__What you are asked to do__
In how many lines of the records below does the word "Windows" appear? Reply with the number only.

__Records provided__

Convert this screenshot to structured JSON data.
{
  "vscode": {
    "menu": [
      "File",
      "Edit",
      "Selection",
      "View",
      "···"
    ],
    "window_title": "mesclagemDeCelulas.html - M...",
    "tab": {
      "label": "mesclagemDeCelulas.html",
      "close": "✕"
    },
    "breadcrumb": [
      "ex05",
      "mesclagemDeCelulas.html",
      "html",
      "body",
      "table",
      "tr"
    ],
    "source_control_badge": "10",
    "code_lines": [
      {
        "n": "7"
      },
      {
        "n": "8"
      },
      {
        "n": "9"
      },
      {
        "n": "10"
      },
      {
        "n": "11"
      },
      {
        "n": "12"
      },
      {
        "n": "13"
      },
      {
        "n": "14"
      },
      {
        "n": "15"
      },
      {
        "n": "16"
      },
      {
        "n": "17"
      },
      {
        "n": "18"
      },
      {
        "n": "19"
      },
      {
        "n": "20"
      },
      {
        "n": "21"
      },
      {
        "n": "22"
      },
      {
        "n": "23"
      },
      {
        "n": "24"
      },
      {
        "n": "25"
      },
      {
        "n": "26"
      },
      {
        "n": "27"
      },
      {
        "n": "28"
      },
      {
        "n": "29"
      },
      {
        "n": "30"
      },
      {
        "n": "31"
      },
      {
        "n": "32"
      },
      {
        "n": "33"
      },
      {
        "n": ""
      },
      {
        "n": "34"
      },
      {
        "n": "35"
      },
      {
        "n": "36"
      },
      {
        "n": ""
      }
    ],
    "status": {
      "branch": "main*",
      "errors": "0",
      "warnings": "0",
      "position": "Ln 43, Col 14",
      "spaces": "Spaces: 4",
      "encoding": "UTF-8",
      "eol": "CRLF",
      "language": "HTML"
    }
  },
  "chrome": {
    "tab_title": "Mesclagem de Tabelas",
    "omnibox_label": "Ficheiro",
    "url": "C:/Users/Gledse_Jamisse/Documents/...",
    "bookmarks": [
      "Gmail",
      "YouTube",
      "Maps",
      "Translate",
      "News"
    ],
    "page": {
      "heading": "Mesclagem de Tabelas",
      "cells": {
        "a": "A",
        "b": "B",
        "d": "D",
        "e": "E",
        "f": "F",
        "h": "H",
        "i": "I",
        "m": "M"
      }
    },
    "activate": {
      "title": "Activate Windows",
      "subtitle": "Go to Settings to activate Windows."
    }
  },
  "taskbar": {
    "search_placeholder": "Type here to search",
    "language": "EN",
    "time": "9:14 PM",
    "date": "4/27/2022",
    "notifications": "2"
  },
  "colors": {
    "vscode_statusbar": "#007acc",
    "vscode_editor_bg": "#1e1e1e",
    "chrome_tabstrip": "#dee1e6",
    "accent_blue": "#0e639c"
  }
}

__Answer__
2